■ Required work:
What's wanted is each entry repeated verbatim, minus its images.

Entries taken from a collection
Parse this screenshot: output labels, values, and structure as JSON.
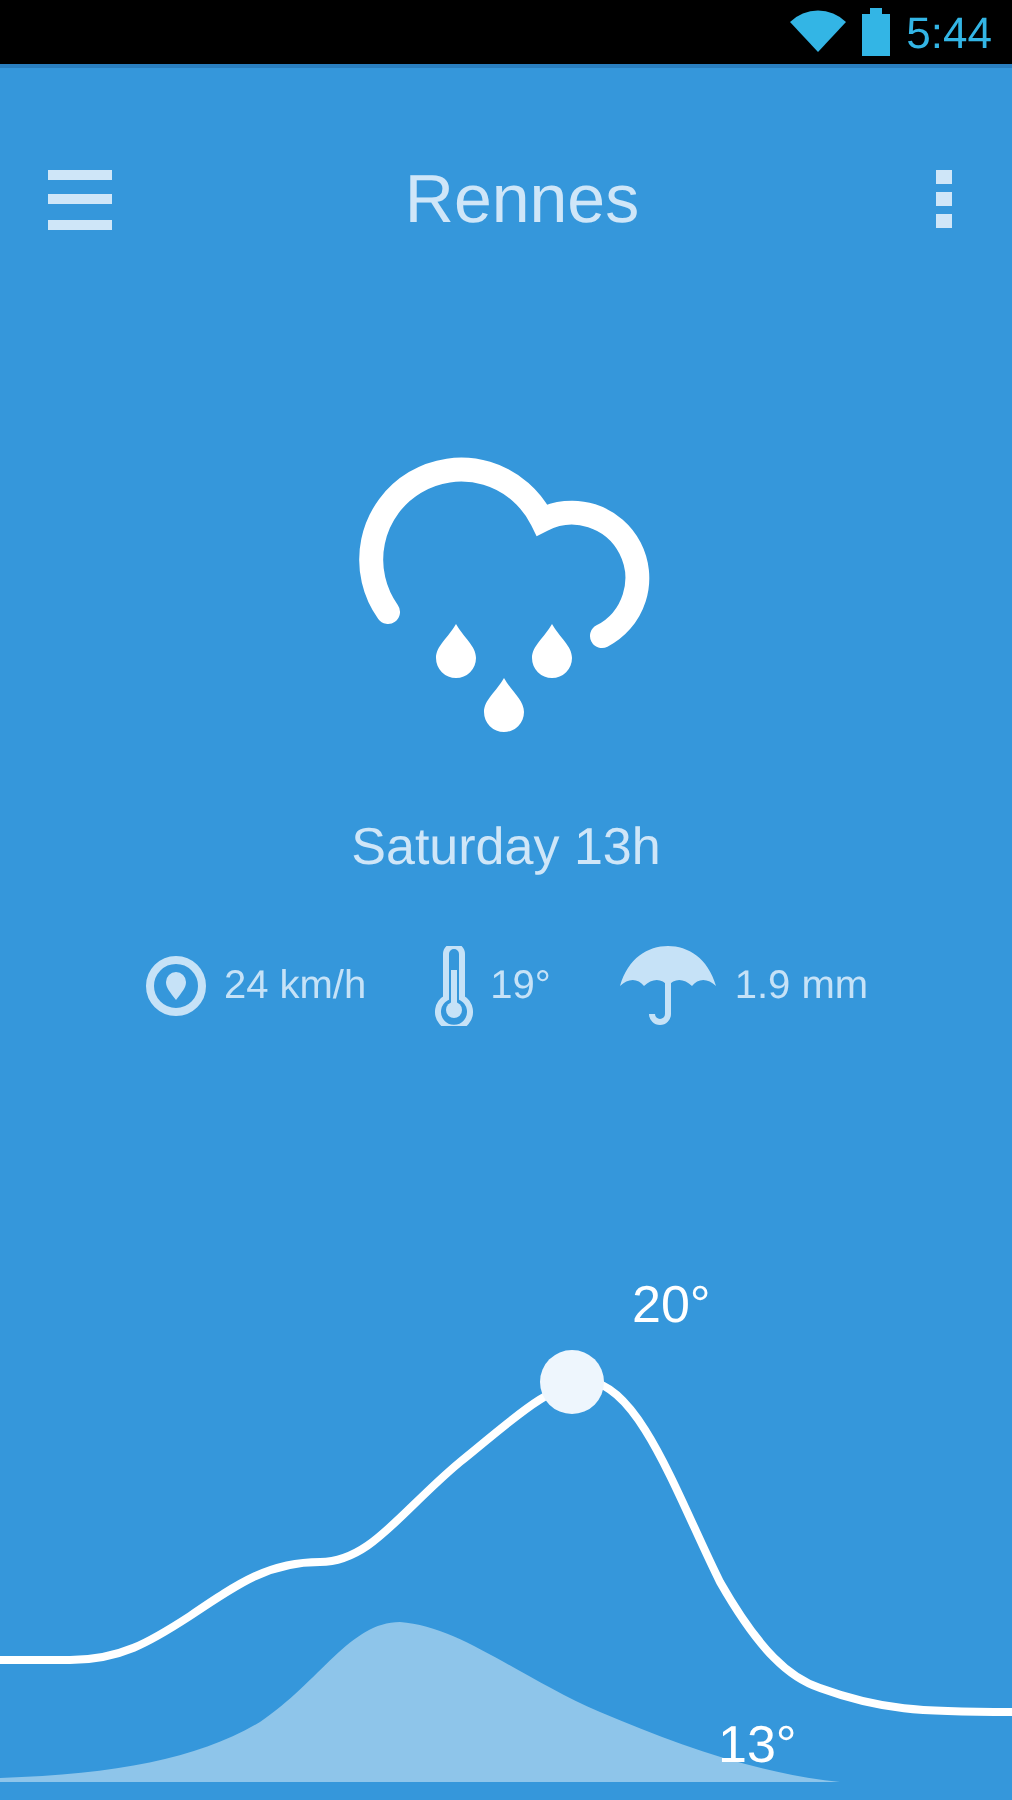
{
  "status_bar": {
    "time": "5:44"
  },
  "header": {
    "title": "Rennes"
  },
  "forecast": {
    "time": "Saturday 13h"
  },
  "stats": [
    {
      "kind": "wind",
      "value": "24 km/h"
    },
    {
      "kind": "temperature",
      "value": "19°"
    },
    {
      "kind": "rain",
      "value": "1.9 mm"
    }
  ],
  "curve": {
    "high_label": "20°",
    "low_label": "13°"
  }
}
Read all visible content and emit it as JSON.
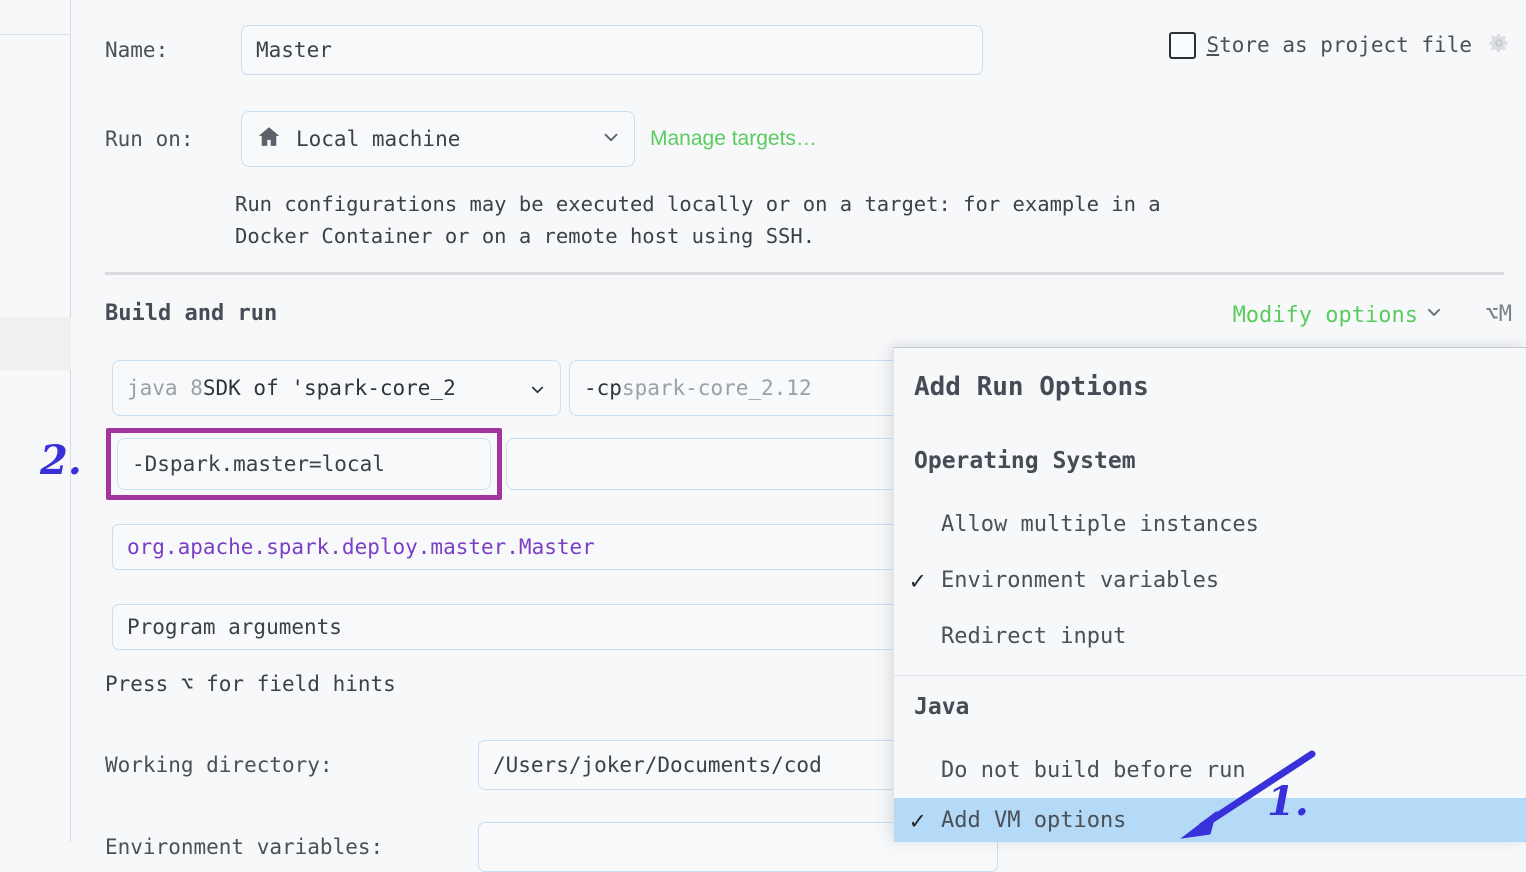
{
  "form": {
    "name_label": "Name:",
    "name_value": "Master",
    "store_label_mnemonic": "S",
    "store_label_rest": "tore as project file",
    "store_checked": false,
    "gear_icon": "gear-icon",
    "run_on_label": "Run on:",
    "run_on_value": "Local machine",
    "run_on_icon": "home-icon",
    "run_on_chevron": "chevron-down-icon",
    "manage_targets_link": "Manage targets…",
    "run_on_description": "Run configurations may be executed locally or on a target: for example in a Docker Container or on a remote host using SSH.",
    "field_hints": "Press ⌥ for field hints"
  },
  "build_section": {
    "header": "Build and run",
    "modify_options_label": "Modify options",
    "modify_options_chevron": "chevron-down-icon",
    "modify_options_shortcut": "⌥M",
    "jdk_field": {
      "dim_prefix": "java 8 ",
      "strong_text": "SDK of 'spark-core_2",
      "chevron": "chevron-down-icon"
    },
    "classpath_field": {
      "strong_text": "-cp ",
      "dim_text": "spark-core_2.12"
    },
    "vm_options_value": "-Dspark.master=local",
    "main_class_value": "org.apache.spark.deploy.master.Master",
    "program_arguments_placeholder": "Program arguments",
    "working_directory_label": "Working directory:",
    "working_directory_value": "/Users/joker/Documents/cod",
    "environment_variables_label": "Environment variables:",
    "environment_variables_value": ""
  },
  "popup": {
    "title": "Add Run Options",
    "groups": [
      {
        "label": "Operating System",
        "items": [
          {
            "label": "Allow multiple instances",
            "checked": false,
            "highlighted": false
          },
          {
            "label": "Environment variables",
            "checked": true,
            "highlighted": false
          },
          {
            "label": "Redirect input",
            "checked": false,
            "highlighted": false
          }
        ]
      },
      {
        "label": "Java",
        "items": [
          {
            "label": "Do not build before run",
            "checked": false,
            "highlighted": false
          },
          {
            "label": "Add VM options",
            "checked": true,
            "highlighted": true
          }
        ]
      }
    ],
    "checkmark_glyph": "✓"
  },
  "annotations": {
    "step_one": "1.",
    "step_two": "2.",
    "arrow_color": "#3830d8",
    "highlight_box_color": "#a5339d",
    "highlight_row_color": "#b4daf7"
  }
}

■ Response to the task:
Parse this screenshot: output labels, values, and structure as JSON.
{
  "status_bar": {
    "time": "5:44"
  },
  "header": {
    "title": "Rennes"
  },
  "forecast": {
    "time": "Saturday 13h"
  },
  "stats": [
    {
      "kind": "wind",
      "value": "24 km/h"
    },
    {
      "kind": "temperature",
      "value": "19°"
    },
    {
      "kind": "rain",
      "value": "1.9 mm"
    }
  ],
  "curve": {
    "high_label": "20°",
    "low_label": "13°"
  }
}
Read all visible content and emit it as JSON.
{
  "form": {
    "name_label": "Name:",
    "name_value": "Master",
    "store_label_mnemonic": "S",
    "store_label_rest": "tore as project file",
    "store_checked": false,
    "gear_icon": "gear-icon",
    "run_on_label": "Run on:",
    "run_on_value": "Local machine",
    "run_on_icon": "home-icon",
    "run_on_chevron": "chevron-down-icon",
    "manage_targets_link": "Manage targets…",
    "run_on_description": "Run configurations may be executed locally or on a target: for example in a Docker Container or on a remote host using SSH.",
    "field_hints": "Press ⌥ for field hints"
  },
  "build_section": {
    "header": "Build and run",
    "modify_options_label": "Modify options",
    "modify_options_chevron": "chevron-down-icon",
    "modify_options_shortcut": "⌥M",
    "jdk_field": {
      "dim_prefix": "java 8 ",
      "strong_text": "SDK of 'spark-core_2",
      "chevron": "chevron-down-icon"
    },
    "classpath_field": {
      "strong_text": "-cp ",
      "dim_text": "spark-core_2.12"
    },
    "vm_options_value": "-Dspark.master=local",
    "main_class_value": "org.apache.spark.deploy.master.Master",
    "program_arguments_placeholder": "Program arguments",
    "working_directory_label": "Working directory:",
    "working_directory_value": "/Users/joker/Documents/cod",
    "environment_variables_label": "Environment variables:",
    "environment_variables_value": ""
  },
  "popup": {
    "title": "Add Run Options",
    "groups": [
      {
        "label": "Operating System",
        "items": [
          {
            "label": "Allow multiple instances",
            "checked": false,
            "highlighted": false
          },
          {
            "label": "Environment variables",
            "checked": true,
            "highlighted": false
          },
          {
            "label": "Redirect input",
            "checked": false,
            "highlighted": false
          }
        ]
      },
      {
        "label": "Java",
        "items": [
          {
            "label": "Do not build before run",
            "checked": false,
            "highlighted": false
          },
          {
            "label": "Add VM options",
            "checked": true,
            "highlighted": true
          }
        ]
      }
    ],
    "checkmark_glyph": "✓"
  },
  "annotations": {
    "step_one": "1.",
    "step_two": "2.",
    "arrow_color": "#3830d8",
    "highlight_box_color": "#a5339d",
    "highlight_row_color": "#b4daf7"
  }
}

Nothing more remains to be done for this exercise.